- Authentication and Security
- Dynamic Routing
- Static Response handling
- Rate limiting
You can implement all the above features with Spring Boot + Zuul, but this article will only cover how to create your first API-Gateway application. Let's start with an example.
Here we have multiple services executing their own business logic, so it is up to the Gateway to send requests to the correct microservice. This Gateway is a layer 7 load balancer which routes requests to the correct microservice based on the information presented in the request url.
Layer 4 load balancer bases the load-balancing decision on the source and destination IP addresses and ports recorded in the packet header, without considering the contents of the packet.
Layer 7 load balancers base their routing decisions on various characteristics of the HTTP header and on the actual contents of the message, such as the URL, the type of data (text, video, graphics), or information in a cookie.
Netflix Zuul to the rescue
Zuul is a library developed by Netflix, that provides dynamic routing, monitoring, resiliency, security, and more amazing features. Best thing is Spring Boot has already bundled Zuul with their Spring Cloud dependency. Lets see how we can implement our own API Gateway with Spring Cloud + Zuul.
- Generate the Spring Boot project. Go to Spring Initializer page and add Zuul as a dependency.
- Download and extract the project.
- You just need to add
@EnableZuulProxyannotation to the Main class to make this project a Zuul proxy server. Spring Boot will auto configure everything based on this annotation.
- Now you can configure routing (i.e. Request paths and respective service urls) in the application.properties file.
mvn clean installto build the project.

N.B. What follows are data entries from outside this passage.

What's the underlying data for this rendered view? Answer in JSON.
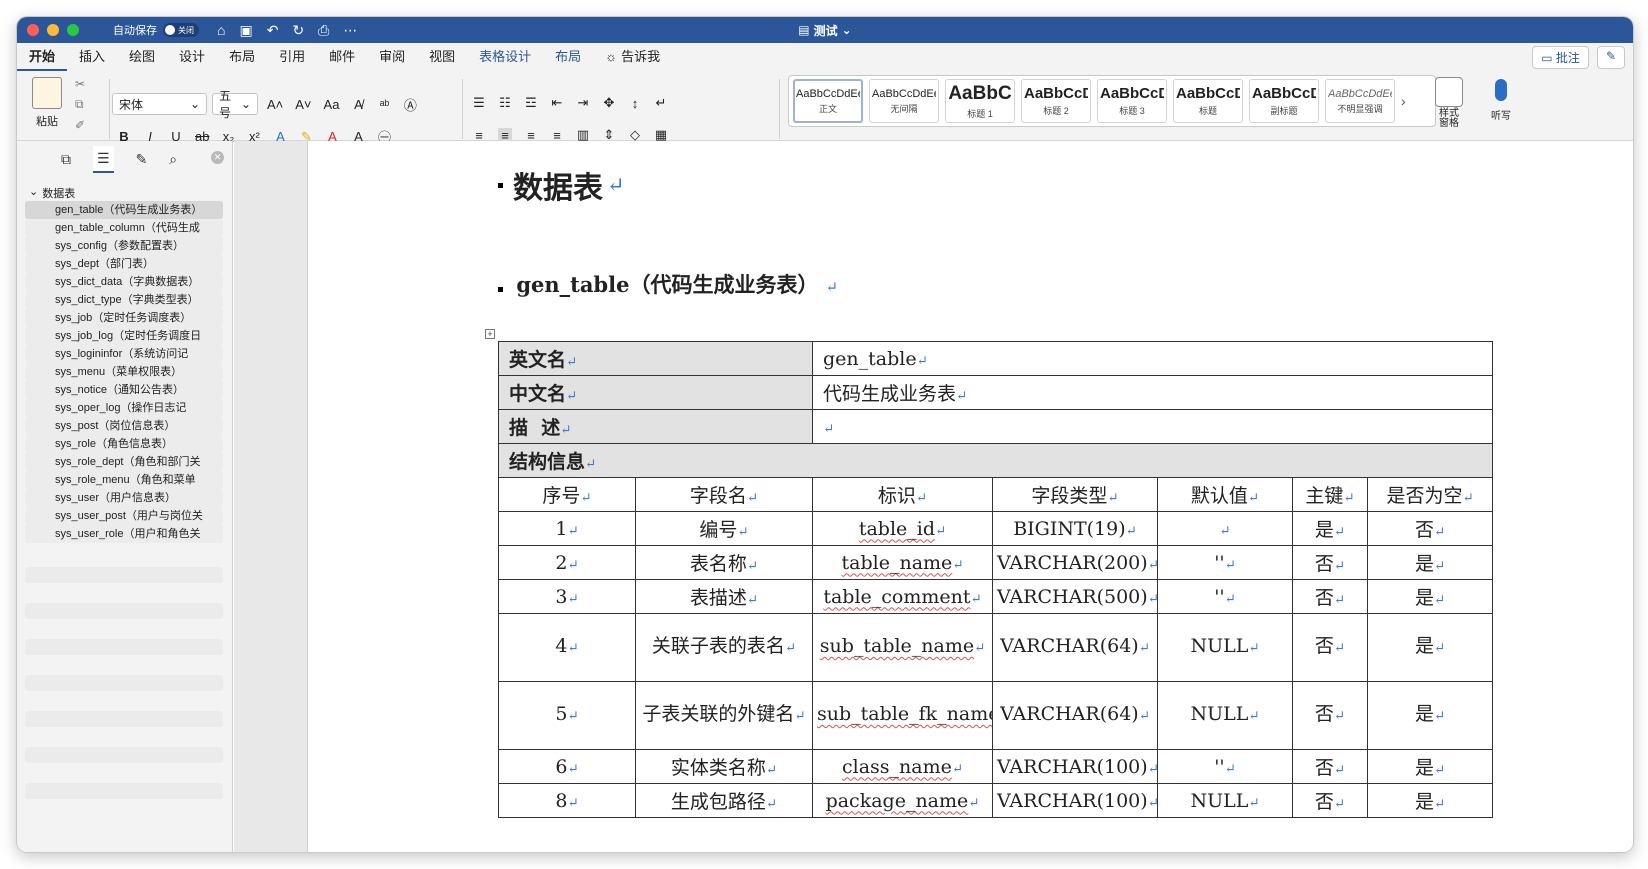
{
  "window": {
    "autosave_label": "自动保存",
    "autosave_state": "关闭",
    "doc_title": "测试"
  },
  "tabs": [
    "开始",
    "插入",
    "绘图",
    "设计",
    "布局",
    "引用",
    "邮件",
    "审阅",
    "视图",
    "表格设计",
    "布局"
  ],
  "tell_me": "告诉我",
  "comment_button": "批注",
  "ribbon": {
    "paste_label": "粘贴",
    "font_name": "宋体",
    "font_size": "五号",
    "styles": [
      {
        "preview": "AaBbCcDdEe",
        "name": "正文",
        "kind": "normal"
      },
      {
        "preview": "AaBbCcDdEe",
        "name": "无间隔",
        "kind": "normal"
      },
      {
        "preview": "AaBbC",
        "name": "标题 1",
        "kind": "big"
      },
      {
        "preview": "AaBbCcD",
        "name": "标题 2",
        "kind": "mid"
      },
      {
        "preview": "AaBbCcD",
        "name": "标题 3",
        "kind": "mid"
      },
      {
        "preview": "AaBbCcD",
        "name": "标题",
        "kind": "mid"
      },
      {
        "preview": "AaBbCcD",
        "name": "副标题",
        "kind": "mid"
      },
      {
        "preview": "AaBbCcDdEe",
        "name": "不明显强调",
        "kind": "it"
      }
    ],
    "styles_pane_label": "样式\n窗格",
    "dictate_label": "听写"
  },
  "nav": {
    "root": "数据表",
    "items": [
      "gen_table（代码生成业务表）",
      "gen_table_column（代码生成",
      "sys_config（参数配置表）",
      "sys_dept（部门表）",
      "sys_dict_data（字典数据表）",
      "sys_dict_type（字典类型表）",
      "sys_job（定时任务调度表）",
      "sys_job_log（定时任务调度日",
      "sys_logininfor（系统访问记",
      "sys_menu（菜单权限表）",
      "sys_notice（通知公告表）",
      "sys_oper_log（操作日志记",
      "sys_post（岗位信息表）",
      "sys_role（角色信息表）",
      "sys_role_dept（角色和部门关",
      "sys_role_menu（角色和菜单",
      "sys_user（用户信息表）",
      "sys_user_post（用户与岗位关",
      "sys_user_role（用户和角色关"
    ]
  },
  "document": {
    "h1": "数据表",
    "h2": "gen_table（代码生成业务表）",
    "return_mark": "↵",
    "meta": {
      "en_label": "英文名",
      "en_value": "gen_table",
      "cn_label": "中文名",
      "cn_value": "代码生成业务表",
      "desc_label": "描  述",
      "desc_value": "",
      "struct_label": "结构信息"
    },
    "columns": [
      "序号",
      "字段名",
      "标识",
      "字段类型",
      "默认值",
      "主键",
      "是否为空"
    ],
    "rows": [
      {
        "no": "1",
        "name": "编号",
        "id": "table_id",
        "type": "BIGINT(19)",
        "def": "",
        "pk": "是",
        "null": "否"
      },
      {
        "no": "2",
        "name": "表名称",
        "id": "table_name",
        "type": "VARCHAR(200)",
        "def": "''",
        "pk": "否",
        "null": "是"
      },
      {
        "no": "3",
        "name": "表描述",
        "id": "table_comment",
        "type": "VARCHAR(500)",
        "def": "''",
        "pk": "否",
        "null": "是"
      },
      {
        "no": "4",
        "name": "关联子表的表名",
        "id": "sub_table_name",
        "type": "VARCHAR(64)",
        "def": "NULL",
        "pk": "否",
        "null": "是"
      },
      {
        "no": "5",
        "name": "子表关联的外键名",
        "id": "sub_table_fk_name",
        "type": "VARCHAR(64)",
        "def": "NULL",
        "pk": "否",
        "null": "是"
      },
      {
        "no": "6",
        "name": "实体类名称",
        "id": "class_name",
        "type": "VARCHAR(100)",
        "def": "''",
        "pk": "否",
        "null": "是"
      },
      {
        "no": "8",
        "name": "生成包路径",
        "id": "package_name",
        "type": "VARCHAR(100)",
        "def": "NULL",
        "pk": "否",
        "null": "是"
      }
    ]
  }
}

Then run it using
java –jar <JARFILE>. You will see the API-Gateway is starting to listen on port 8080.
- Send two requests to

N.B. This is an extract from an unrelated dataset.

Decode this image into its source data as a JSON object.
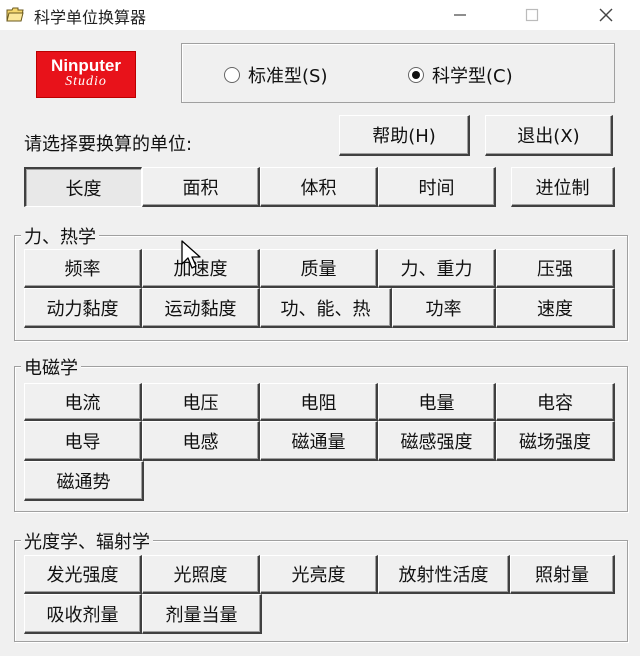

http://localhost:8080/api/service_2/, you will see requests are routed to service_1 and service_2 respectively as we have configured on application.properties file.
Did you see how awesome the Spring Boot and Zuul is, that we can configure an API-Gateway application with just one annotation and couple of configuration entries.
Next article of this series: Implement rate limiting for API Gateways with Spring boot + Zuul